▸ **Activity**: Retype each entry exactly.

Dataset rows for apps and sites
▼▼▼

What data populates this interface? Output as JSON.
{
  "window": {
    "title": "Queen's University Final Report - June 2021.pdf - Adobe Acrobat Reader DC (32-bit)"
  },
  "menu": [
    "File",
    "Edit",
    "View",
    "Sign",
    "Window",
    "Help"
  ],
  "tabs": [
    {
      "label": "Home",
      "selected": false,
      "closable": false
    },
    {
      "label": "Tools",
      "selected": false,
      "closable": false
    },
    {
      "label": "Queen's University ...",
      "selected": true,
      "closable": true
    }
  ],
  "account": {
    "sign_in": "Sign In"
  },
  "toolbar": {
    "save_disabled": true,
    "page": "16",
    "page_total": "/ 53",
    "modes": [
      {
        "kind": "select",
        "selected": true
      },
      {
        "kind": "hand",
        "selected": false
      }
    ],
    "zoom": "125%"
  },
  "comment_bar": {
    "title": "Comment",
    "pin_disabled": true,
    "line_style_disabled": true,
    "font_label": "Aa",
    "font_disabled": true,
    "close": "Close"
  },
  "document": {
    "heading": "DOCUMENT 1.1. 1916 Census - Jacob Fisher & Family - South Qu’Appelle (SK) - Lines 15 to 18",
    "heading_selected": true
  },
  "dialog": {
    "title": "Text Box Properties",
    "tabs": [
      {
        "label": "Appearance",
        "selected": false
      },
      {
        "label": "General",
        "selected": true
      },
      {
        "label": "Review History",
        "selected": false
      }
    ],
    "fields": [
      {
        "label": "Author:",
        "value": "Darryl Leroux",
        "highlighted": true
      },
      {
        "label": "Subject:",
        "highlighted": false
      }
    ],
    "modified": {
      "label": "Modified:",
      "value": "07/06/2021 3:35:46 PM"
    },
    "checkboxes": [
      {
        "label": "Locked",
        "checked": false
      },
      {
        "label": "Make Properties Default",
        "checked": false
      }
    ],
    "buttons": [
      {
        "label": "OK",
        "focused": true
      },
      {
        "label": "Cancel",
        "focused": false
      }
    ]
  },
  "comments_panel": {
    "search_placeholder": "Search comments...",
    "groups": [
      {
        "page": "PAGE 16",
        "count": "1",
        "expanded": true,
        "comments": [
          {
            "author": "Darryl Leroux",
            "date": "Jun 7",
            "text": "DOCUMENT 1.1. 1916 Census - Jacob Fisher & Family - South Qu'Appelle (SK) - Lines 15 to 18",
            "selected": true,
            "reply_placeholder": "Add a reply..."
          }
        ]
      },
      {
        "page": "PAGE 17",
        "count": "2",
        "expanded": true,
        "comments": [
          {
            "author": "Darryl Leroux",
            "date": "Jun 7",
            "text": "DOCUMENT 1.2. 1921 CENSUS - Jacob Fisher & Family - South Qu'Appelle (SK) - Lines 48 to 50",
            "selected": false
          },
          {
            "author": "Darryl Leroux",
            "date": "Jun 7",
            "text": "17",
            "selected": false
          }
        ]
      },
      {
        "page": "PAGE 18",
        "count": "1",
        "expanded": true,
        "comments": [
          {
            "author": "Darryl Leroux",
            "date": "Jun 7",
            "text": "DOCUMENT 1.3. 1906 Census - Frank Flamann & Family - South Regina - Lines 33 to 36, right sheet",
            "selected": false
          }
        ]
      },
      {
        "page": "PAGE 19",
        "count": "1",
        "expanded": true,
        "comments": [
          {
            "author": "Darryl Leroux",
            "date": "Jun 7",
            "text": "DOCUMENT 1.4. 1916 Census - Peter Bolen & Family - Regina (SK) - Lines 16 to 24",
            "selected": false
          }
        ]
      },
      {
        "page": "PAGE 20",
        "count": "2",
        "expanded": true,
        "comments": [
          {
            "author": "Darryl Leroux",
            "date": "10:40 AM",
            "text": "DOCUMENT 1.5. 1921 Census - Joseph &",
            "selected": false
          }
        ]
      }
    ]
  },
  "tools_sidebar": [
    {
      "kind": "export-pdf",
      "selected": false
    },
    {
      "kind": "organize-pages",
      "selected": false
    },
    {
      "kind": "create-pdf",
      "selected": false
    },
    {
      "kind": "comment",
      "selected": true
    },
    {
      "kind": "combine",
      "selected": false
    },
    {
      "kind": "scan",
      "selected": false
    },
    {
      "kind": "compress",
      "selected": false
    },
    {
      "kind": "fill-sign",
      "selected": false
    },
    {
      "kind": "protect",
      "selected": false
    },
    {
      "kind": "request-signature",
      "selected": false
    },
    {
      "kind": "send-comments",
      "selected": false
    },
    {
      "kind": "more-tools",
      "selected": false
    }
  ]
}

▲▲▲

▸ **Solution to the problem**:
What data populates this interface? Output as JSON.
{
  "window": {
    "title": "Queen's University Final Report - June 2021.pdf - Adobe Acrobat Reader DC (32-bit)"
  },
  "menu": [
    "File",
    "Edit",
    "View",
    "Sign",
    "Window",
    "Help"
  ],
  "tabs": [
    {
      "label": "Home",
      "selected": false,
      "closable": false
    },
    {
      "label": "Tools",
      "selected": false,
      "closable": false
    },
    {
      "label": "Queen's University ...",
      "selected": true,
      "closable": true
    }
  ],
  "account": {
    "sign_in": "Sign In"
  },
  "toolbar": {
    "save_disabled": true,
    "page": "16",
    "page_total": "/ 53",
    "modes": [
      {
        "kind": "select",
        "selected": true
      },
      {
        "kind": "hand",
        "selected": false
      }
    ],
    "zoom": "125%"
  },
  "comment_bar": {
    "title": "Comment",
    "pin_disabled": true,
    "line_style_disabled": true,
    "font_label": "Aa",
    "font_disabled": true,
    "close": "Close"
  },
  "document": {
    "heading": "DOCUMENT 1.1. 1916 Census - Jacob Fisher & Family - South Qu’Appelle (SK) - Lines 15 to 18",
    "heading_selected": true
  },
  "dialog": {
    "title": "Text Box Properties",
    "tabs": [
      {
        "label": "Appearance",
        "selected": false
      },
      {
        "label": "General",
        "selected": true
      },
      {
        "label": "Review History",
        "selected": false
      }
    ],
    "fields": [
      {
        "label": "Author:",
        "value": "Darryl Leroux",
        "highlighted": true
      },
      {
        "label": "Subject:",
        "highlighted": false
      }
    ],
    "modified": {
      "label": "Modified:",
      "value": "07/06/2021 3:35:46 PM"
    },
    "checkboxes": [
      {
        "label": "Locked",
        "checked": false
      },
      {
        "label": "Make Properties Default",
        "checked": false
      }
    ],
    "buttons": [
      {
        "label": "OK",
        "focused": true
      },
      {
        "label": "Cancel",
        "focused": false
      }
    ]
  },
  "comments_panel": {
    "search_placeholder": "Search comments...",
    "groups": [
      {
        "page": "PAGE 16",
        "count": "1",
        "expanded": true,
        "comments": [
          {
            "author": "Darryl Leroux",
            "date": "Jun 7",
            "text": "DOCUMENT 1.1. 1916 Census - Jacob Fisher & Family - South Qu'Appelle (SK) - Lines 15 to 18",
            "selected": true,
            "reply_placeholder": "Add a reply..."
          }
        ]
      },
      {
        "page": "PAGE 17",
        "count": "2",
        "expanded": true,
        "comments": [
          {
            "author": "Darryl Leroux",
            "date": "Jun 7",
            "text": "DOCUMENT 1.2. 1921 CENSUS - Jacob Fisher & Family - South Qu'Appelle (SK) - Lines 48 to 50",
            "selected": false
          },
          {
            "author": "Darryl Leroux",
            "date": "Jun 7",
            "text": "17",
            "selected": false
          }
        ]
      },
      {
        "page": "PAGE 18",
        "count": "1",
        "expanded": true,
        "comments": [
          {
            "author": "Darryl Leroux",
            "date": "Jun 7",
            "text": "DOCUMENT 1.3. 1906 Census - Frank Flamann & Family - South Regina - Lines 33 to 36, right sheet",
            "selected": false
          }
        ]
      },
      {
        "page": "PAGE 19",
        "count": "1",
        "expanded": true,
        "comments": [
          {
            "author": "Darryl Leroux",
            "date": "Jun 7",
            "text": "DOCUMENT 1.4. 1916 Census - Peter Bolen & Family - Regina (SK) - Lines 16 to 24",
            "selected": false
          }
        ]
      },
      {
        "page": "PAGE 20",
        "count": "2",
        "expanded": true,
        "comments": [
          {
            "author": "Darryl Leroux",
            "date": "10:40 AM",
            "text": "DOCUMENT 1.5. 1921 Census - Joseph &",
            "selected": false
          }
        ]
      }
    ]
  },
  "tools_sidebar": [
    {
      "kind": "export-pdf",
      "selected": false
    },
    {
      "kind": "organize-pages",
      "selected": false
    },
    {
      "kind": "create-pdf",
      "selected": false
    },
    {
      "kind": "comment",
      "selected": true
    },
    {
      "kind": "combine",
      "selected": false
    },
    {
      "kind": "scan",
      "selected": false
    },
    {
      "kind": "compress",
      "selected": false
    },
    {
      "kind": "fill-sign",
      "selected": false
    },
    {
      "kind": "protect",
      "selected": false
    },
    {
      "kind": "request-signature",
      "selected": false
    },
    {
      "kind": "send-comments",
      "selected": false
    },
    {
      "kind": "more-tools",
      "selected": false
    }
  ]
}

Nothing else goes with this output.